Tuesday, January 8, 2013

Notes of Caution on Stock Optimism

The most recent Economist magazine attempts to reign in some of the enthusiasm for stocks that seems to be prevalent these days.

In its "Buttonwood" column, the magazine notes that last year's gains came despite relatively sluggish revenue and profit growth rates for many global companies.

It argues that the some of the main drivers of strong market returns stemmed from an unexpected save of the euro and the relatively low valuation of shares at the beginning of 2012:

The rally was largely the result of two factors. First, pessimism about the prospects of a euro-zone break-up was lifted by the willingness of the European Central Bank to buy the bonds of troubled nations. With his pledge to do “whatever it takes” to save the euro, Mario Draghi became the pin-up boy of the equity bulls.

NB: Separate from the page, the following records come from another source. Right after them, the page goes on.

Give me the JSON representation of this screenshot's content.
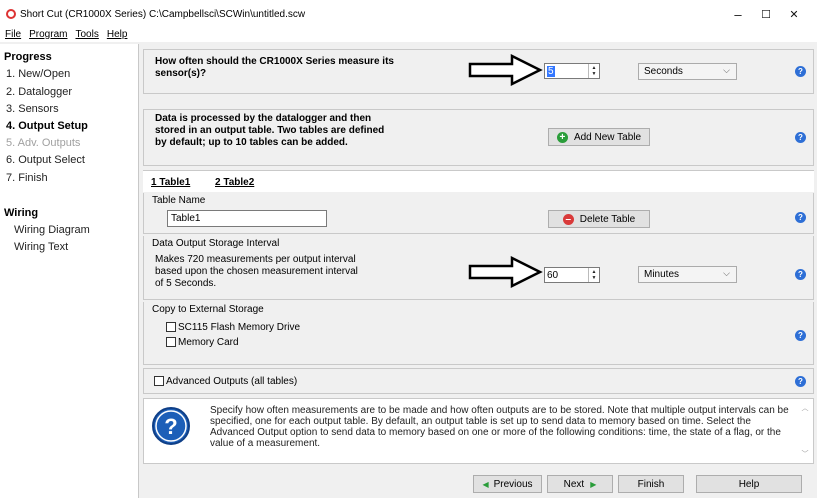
{
  "window": {
    "title": "Short Cut (CR1000X Series) C:\\Campbellsci\\SCWin\\untitled.scw",
    "minimize": "–",
    "maximize": "☐",
    "close": "✕"
  },
  "menu": [
    "File",
    "Program",
    "Tools",
    "Help"
  ],
  "sidebar": {
    "progress_heading": "Progress",
    "steps": [
      "1. New/Open",
      "2. Datalogger",
      "3. Sensors",
      "4. Output Setup",
      "5. Adv. Outputs",
      "6. Output Select",
      "7. Finish"
    ],
    "wiring_heading": "Wiring",
    "wiring_items": [
      "Wiring Diagram",
      "Wiring Text"
    ]
  },
  "measure": {
    "question": "How often should the CR1000X Series measure its sensor(s)?",
    "value": "5",
    "unit": "Seconds"
  },
  "tables_info": {
    "text": "Data is processed by the datalogger and then stored in an output table. Two tables are defined by default; up to 10 tables can be added.",
    "add_button": "Add New Table"
  },
  "tabs": [
    "1 Table1",
    "2 Table2"
  ],
  "table_name": {
    "label": "Table Name",
    "value": "Table1",
    "delete_button": "Delete Table"
  },
  "interval": {
    "label": "Data Output Storage Interval",
    "text": "Makes 720 measurements per output interval based upon the chosen measurement interval of 5 Seconds.",
    "value": "60",
    "unit": "Minutes"
  },
  "external": {
    "label": "Copy to External Storage",
    "opt1": "SC115 Flash Memory Drive",
    "opt2": "Memory Card"
  },
  "advanced": {
    "label": "Advanced Outputs (all tables)"
  },
  "info": {
    "text": "Specify how often measurements are to be made and how often outputs are to be stored. Note that multiple output intervals can be specified, one for each output table. By default, an output table is set up to send data to memory based on time. Select the Advanced Output option to send data to memory based on one or more of the following conditions: time, the state of a flag, or the value of a measurement."
  },
  "footer": {
    "previous": "Previous",
    "next": "Next",
    "finish": "Finish",
    "help": "Help"
  },
  "icons": {
    "help": "?",
    "add": "+",
    "delete": "–",
    "prev": "◀",
    "next": "▶"
  }
}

Second, many equity markets started the year looking reasonably cheap, particularly in comparison with government bonds. Investors were attracted to corporate bonds and to shares with a decent dividend yield, since the income available from government bonds and cash had dwindled to historically low levels.


Today, with valuation of stocks now in line or higher than historic averages, the Economist argues that returns this year are likely to be less than many expect.

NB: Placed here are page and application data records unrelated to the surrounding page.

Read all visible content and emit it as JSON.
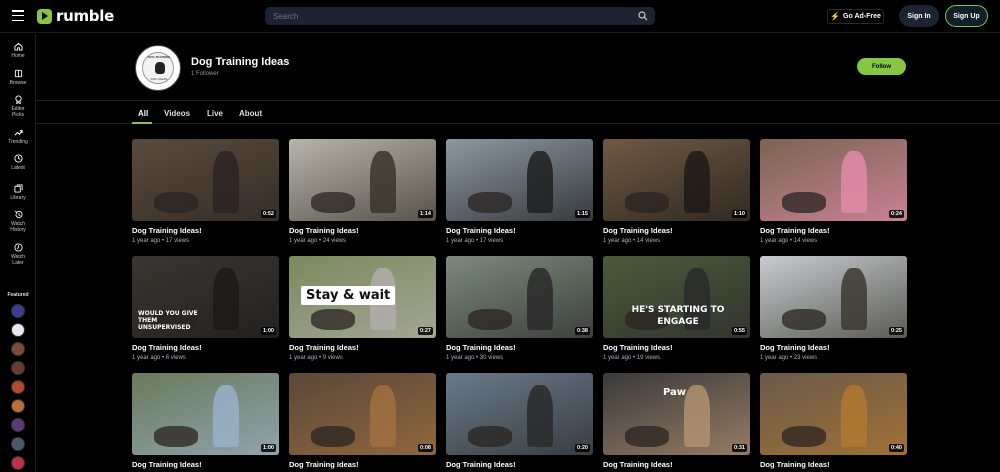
{
  "app": {
    "logo_text": "rumble",
    "search_placeholder": "Search",
    "ad_free_label": "Go Ad-Free",
    "sign_in_label": "Sign In",
    "sign_up_label": "Sign Up",
    "brand_color": "#85c742"
  },
  "sidebar": {
    "items": [
      {
        "label": "Home",
        "icon": "home-icon"
      },
      {
        "label": "Browse",
        "icon": "browse-icon"
      },
      {
        "label": "Editor Picks",
        "icon": "editor-picks-icon"
      },
      {
        "label": "Trending",
        "icon": "trending-icon"
      },
      {
        "label": "Latest",
        "icon": "clock-icon"
      },
      {
        "label": "Library",
        "icon": "library-icon"
      },
      {
        "label": "Watch History",
        "icon": "history-icon"
      },
      {
        "label": "Watch Later",
        "icon": "watch-later-icon"
      }
    ],
    "featured_label": "Featured",
    "featured_colors": [
      "#3b3f8f",
      "#e8e8f4",
      "#7a4d3a",
      "#6b3b2f",
      "#b34a2b",
      "#b8703a",
      "#5a3a7a",
      "#4a5a6a",
      "#c0304a"
    ]
  },
  "channel": {
    "title": "Dog Training Ideas",
    "followers": "1 Follower",
    "follow_label": "Follow",
    "avatar_text_top": "DOG TRAINING",
    "avatar_text_bottom": "DOG IDEAS"
  },
  "tabs": [
    {
      "label": "All",
      "active": true
    },
    {
      "label": "Videos",
      "active": false
    },
    {
      "label": "Live",
      "active": false
    },
    {
      "label": "About",
      "active": false
    }
  ],
  "videos": [
    {
      "title": "Dog Training Ideas!",
      "meta": "1 year ago • 17 views",
      "duration": "0:52",
      "bg": "#5a4a3c",
      "accent": "#2a2522",
      "overlay": ""
    },
    {
      "title": "Dog Training Ideas!",
      "meta": "1 year ago • 24 views",
      "duration": "1:14",
      "bg": "#b8b4ac",
      "accent": "#3a352c",
      "overlay": ""
    },
    {
      "title": "Dog Training Ideas!",
      "meta": "1 year ago • 17 views",
      "duration": "1:15",
      "bg": "#8c98a2",
      "accent": "#1e1e1e",
      "overlay": ""
    },
    {
      "title": "Dog Training Ideas!",
      "meta": "1 year ago • 14 views",
      "duration": "1:10",
      "bg": "#6e5a44",
      "accent": "#1e1a18",
      "overlay": ""
    },
    {
      "title": "Dog Training Ideas!",
      "meta": "1 year ago • 14 views",
      "duration": "0:24",
      "bg": "#7a6452",
      "accent": "#e08aa8",
      "overlay": ""
    },
    {
      "title": "Dog Training Ideas!",
      "meta": "1 year ago • 6 views",
      "duration": "1:00",
      "bg": "#3a3632",
      "accent": "#1c1a18",
      "overlay": "WOULD YOU GIVE THEM UNSUPERVISED"
    },
    {
      "title": "Dog Training Ideas!",
      "meta": "1 year ago • 9 views",
      "duration": "0:27",
      "bg": "#7a8a5c",
      "accent": "#b0ada8",
      "overlay": "Stay & wait"
    },
    {
      "title": "Dog Training Ideas!",
      "meta": "1 year ago • 30 views",
      "duration": "0:38",
      "bg": "#7c8a7c",
      "accent": "#2a2a2a",
      "overlay": ""
    },
    {
      "title": "Dog Training Ideas!",
      "meta": "1 year ago • 19 views",
      "duration": "0:55",
      "bg": "#4a5a3a",
      "accent": "#2a2a2a",
      "overlay": "HE'S STARTING TO ENGAGE"
    },
    {
      "title": "Dog Training Ideas!",
      "meta": "1 year ago • 23 views",
      "duration": "0:25",
      "bg": "#c8cbd0",
      "accent": "#3a3a30",
      "overlay": ""
    },
    {
      "title": "Dog Training Ideas!",
      "meta": "",
      "duration": "1:00",
      "bg": "#6a7a5a",
      "accent": "#9ab0c8",
      "overlay": ""
    },
    {
      "title": "Dog Training Ideas!",
      "meta": "",
      "duration": "0:08",
      "bg": "#5a4838",
      "accent": "#a07040",
      "overlay": ""
    },
    {
      "title": "Dog Training Ideas!",
      "meta": "",
      "duration": "0:20",
      "bg": "#6a7a8a",
      "accent": "#2a2a2a",
      "overlay": ""
    },
    {
      "title": "Dog Training Ideas!",
      "meta": "",
      "duration": "0:31",
      "bg": "#3a3a3a",
      "accent": "#b09070",
      "overlay": "Paw"
    },
    {
      "title": "Dog Training Ideas!",
      "meta": "",
      "duration": "0:40",
      "bg": "#6a5a4a",
      "accent": "#b07830",
      "overlay": ""
    }
  ]
}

Credit Suisse global strategist Andrew Garthwaite agrees with the cautious tone of the Economist article, noting that the recent enthusiasm for stocks has created an environment where conditions for a significant stock market "correction" are at hand.

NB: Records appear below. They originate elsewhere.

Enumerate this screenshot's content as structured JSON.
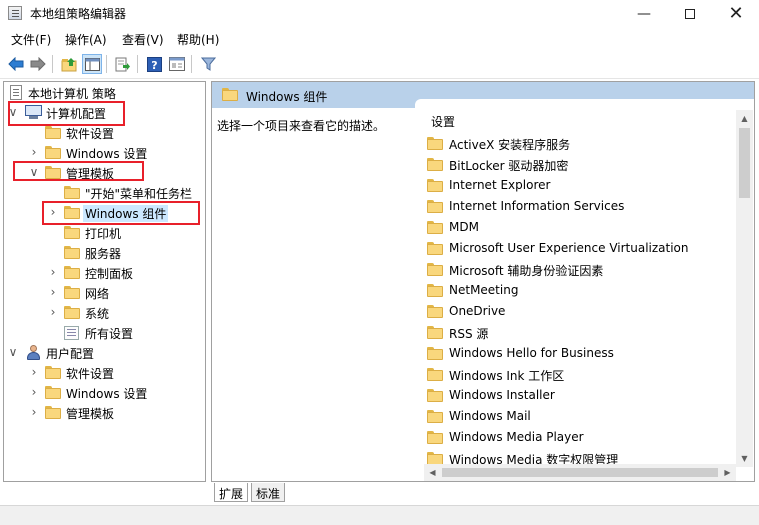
{
  "window": {
    "title": "本地组策略编辑器",
    "controls": {
      "minimize": "—",
      "close": "✕"
    }
  },
  "menu": [
    "文件(F)",
    "操作(A)",
    "查看(V)",
    "帮助(H)"
  ],
  "toolbar_icons": [
    "back-arrow-icon",
    "forward-arrow-icon",
    "up-folder-icon",
    "show-hide-tree-icon",
    "export-list-icon",
    "help-icon",
    "properties-icon",
    "filter-icon"
  ],
  "tree": {
    "root": "本地计算机 策略",
    "computer_config": "计算机配置",
    "computer_children": [
      "软件设置",
      "Windows 设置",
      "管理模板"
    ],
    "admin_templates_children": [
      "\"开始\"菜单和任务栏",
      "Windows 组件",
      "打印机",
      "服务器",
      "控制面板",
      "网络",
      "系统",
      "所有设置"
    ],
    "user_config": "用户配置",
    "user_children": [
      "软件设置",
      "Windows 设置",
      "管理模板"
    ],
    "expander_collapsed": "›",
    "expander_expanded": "∨"
  },
  "right_pane": {
    "header": "Windows 组件",
    "description": "选择一个项目来查看它的描述。",
    "column_header": "设置",
    "items": [
      "ActiveX 安装程序服务",
      "BitLocker 驱动器加密",
      "Internet Explorer",
      "Internet Information Services",
      "MDM",
      "Microsoft User Experience Virtualization",
      "Microsoft 辅助身份验证因素",
      "NetMeeting",
      "OneDrive",
      "RSS 源",
      "Windows Hello for Business",
      "Windows Ink 工作区",
      "Windows Installer",
      "Windows Mail",
      "Windows Media Player",
      "Windows Media 数字权限管理"
    ]
  },
  "scroll": {
    "up": "▲",
    "down": "▼",
    "left": "◀",
    "right": "▶"
  },
  "tabs": [
    "扩展",
    "标准"
  ],
  "colors": {
    "highlight_box": "#e8202a",
    "header_bg": "#b9d1ea",
    "folder": "#f9d77d"
  }
}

For example, Garthwaite notes that the bullish sentiment among advisors now stands at two year highs:

General sentiment toward stocks is close to a two-year high

Here's how the blog Business Insider describes Garthwaite's mood:

Credit Suisse's global equity strategist Andrew Garthwaite and his team are reducing their exposure to stocks after the recent run-up in the S&P 500. Garthwaite points out that there has been a sudden increase in risk appetite in the last month, sentiment towards stocks has jumped to a two-year high, and financial advisors have turned bullish but insider selling continues.

He warns, "many of our tactical indicators point to a consolidation phase in the equity markets, in the near-term".

I have never been a particularly good market timer - and I really don't know that many investors who are, frankly - but reading such somber commentary does give me pause.